## YOUR INSTRUCTIONS
Pick out the lines in the listing below that contain the word "Jobs" and copy them.
------------
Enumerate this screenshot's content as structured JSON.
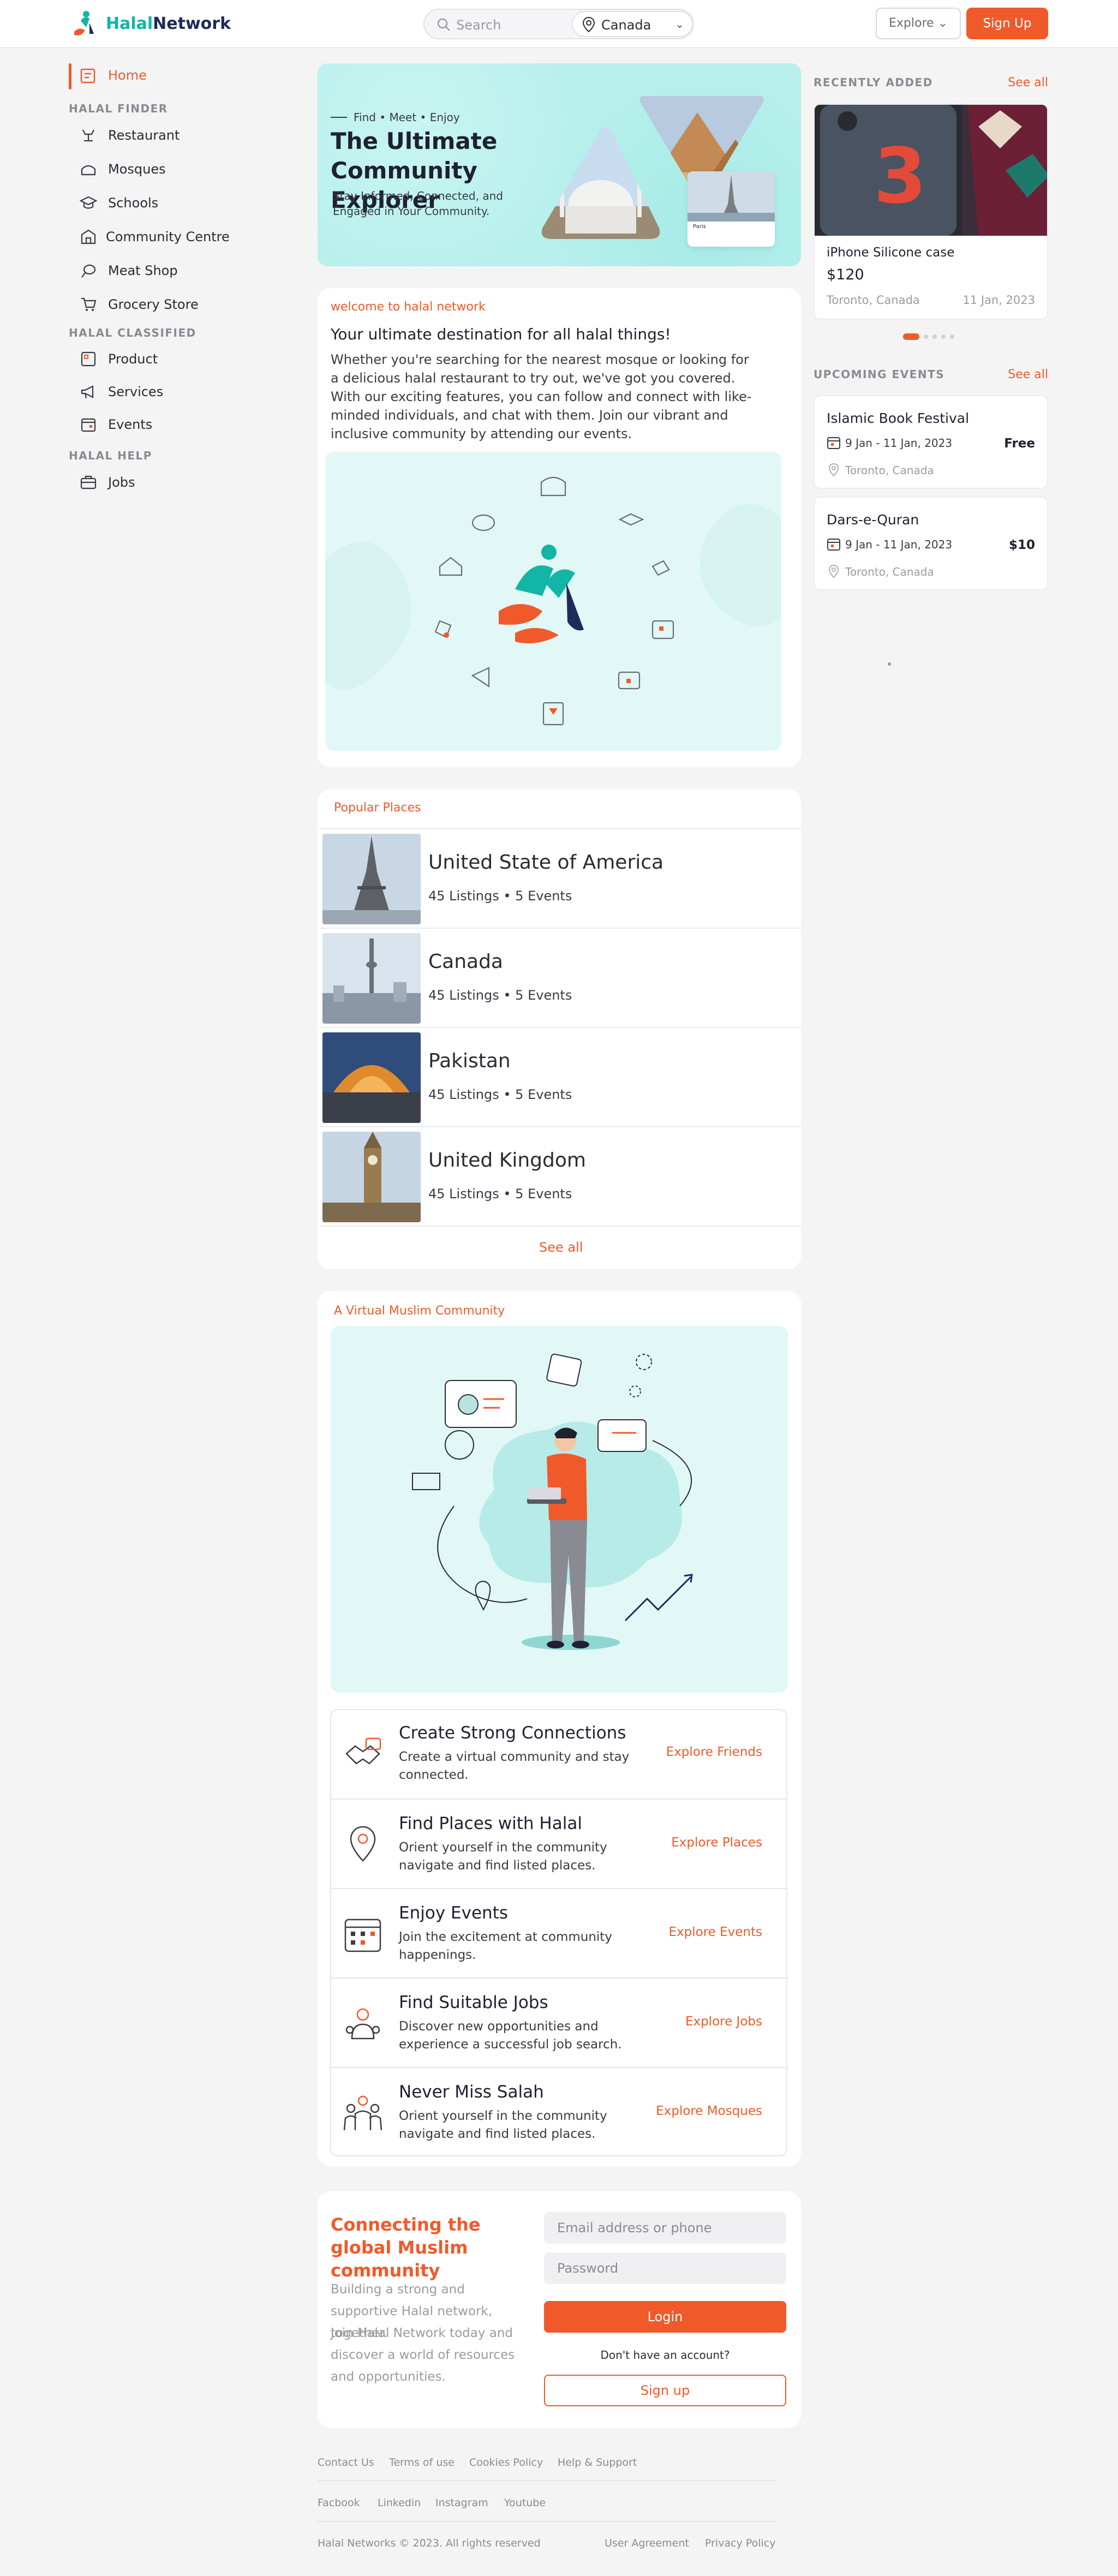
{
  "header": {
    "logo_halal": "Halal",
    "logo_network": "Network",
    "search_placeholder": "Search",
    "location": "Canada",
    "explore_label": "Explore",
    "signup_label": "Sign Up"
  },
  "sidebar": {
    "home": "Home",
    "sections": [
      {
        "heading": "HALAL FINDER",
        "items": [
          "Restaurant",
          "Mosques",
          "Schools",
          "Community Centre",
          "Meat Shop",
          "Grocery Store"
        ]
      },
      {
        "heading": "HALAL CLASSIFIED",
        "items": [
          "Product",
          "Services",
          "Events"
        ]
      },
      {
        "heading": "HALAL HELP",
        "items": [
          "Jobs"
        ]
      }
    ]
  },
  "hero": {
    "tagline": "Find • Meet • Enjoy",
    "title": "The Ultimate Community Explorer",
    "subtitle": "Stay Informed, Connected, and Engaged in Your Community.",
    "card_city": "Paris"
  },
  "welcome": {
    "label": "welcome to halal network",
    "heading": "Your ultimate destination for all halal things!",
    "body": "Whether you're searching for the nearest mosque or looking for a delicious halal restaurant to try out, we've got you covered. With our exciting features, you can follow and connect with like-minded individuals, and chat with them. Join our vibrant and inclusive community by attending our events."
  },
  "popular": {
    "label": "Popular Places",
    "see_all": "See all",
    "places": [
      {
        "name": "United State of America",
        "listings": "45 Listings",
        "events": "5 Events"
      },
      {
        "name": "Canada",
        "listings": "45 Listings",
        "events": "5 Events"
      },
      {
        "name": "Pakistan",
        "listings": "45 Listings",
        "events": "5 Events"
      },
      {
        "name": "United Kingdom",
        "listings": "45 Listings",
        "events": "5 Events"
      }
    ]
  },
  "community": {
    "label": "A Virtual Muslim Community",
    "features": [
      {
        "title": "Create Strong Connections",
        "desc": "Create a virtual community and stay connected.",
        "link": "Explore Friends",
        "icon": "handshake-icon"
      },
      {
        "title": "Find Places with Halal",
        "desc": "Orient yourself in the community navigate and find listed places.",
        "link": "Explore Places",
        "icon": "map-pin-icon"
      },
      {
        "title": "Enjoy Events",
        "desc": "Join the excitement at community happenings.",
        "link": "Explore Events",
        "icon": "calendar-icon"
      },
      {
        "title": "Find Suitable Jobs",
        "desc": "Discover new opportunities and experience a successful job search.",
        "link": "Explore Jobs",
        "icon": "job-seeker-icon"
      },
      {
        "title": "Never Miss Salah",
        "desc": "Orient yourself in the community navigate and find listed places.",
        "link": "Explore Mosques",
        "icon": "prayer-group-icon"
      }
    ]
  },
  "login": {
    "heading": "Connecting the global Muslim community",
    "blurb1": "Building a strong and supportive Halal network, together.",
    "blurb2": "Join Halal Network today and discover a world of resources and opportunities.",
    "email_placeholder": "Email address or phone",
    "password_placeholder": "Password",
    "login_label": "Login",
    "no_account": "Don't have an account?",
    "signup_label": "Sign up"
  },
  "footer": {
    "links1": [
      "Contact Us",
      "Terms of use",
      "Cookies Policy",
      "Help & Support"
    ],
    "links2": [
      "Facbook",
      "Linkedin",
      "Instagram",
      "Youtube"
    ],
    "copyright": "Halal Networks © 2023. All rights reserved",
    "user_agreement": "User Agreement",
    "privacy": "Privacy Policy"
  },
  "recently_added": {
    "heading": "RECENTLY ADDED",
    "see_all": "See all",
    "item": {
      "title": "iPhone Silicone case",
      "price": "$120",
      "location": "Toronto, Canada",
      "date": "11 Jan, 2023",
      "case_number": "3"
    }
  },
  "upcoming_events": {
    "heading": "UPCOMING EVENTS",
    "see_all": "See all",
    "events": [
      {
        "title": "Islamic Book Festival",
        "dates": "9 Jan - 11 Jan, 2023",
        "price": "Free",
        "location": "Toronto, Canada"
      },
      {
        "title": "Dars-e-Quran",
        "dates": "9 Jan - 11 Jan, 2023",
        "price": "$10",
        "location": "Toronto, Canada"
      }
    ]
  },
  "colors": {
    "accent": "#f05a2a",
    "teal": "#12b5a6",
    "mint": "#dff7f5",
    "navy": "#1d2b5c"
  }
}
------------
## RESPONSE AREA
          "Jobs"
        "title": "Find Suitable Jobs",
        "link": "Explore Jobs",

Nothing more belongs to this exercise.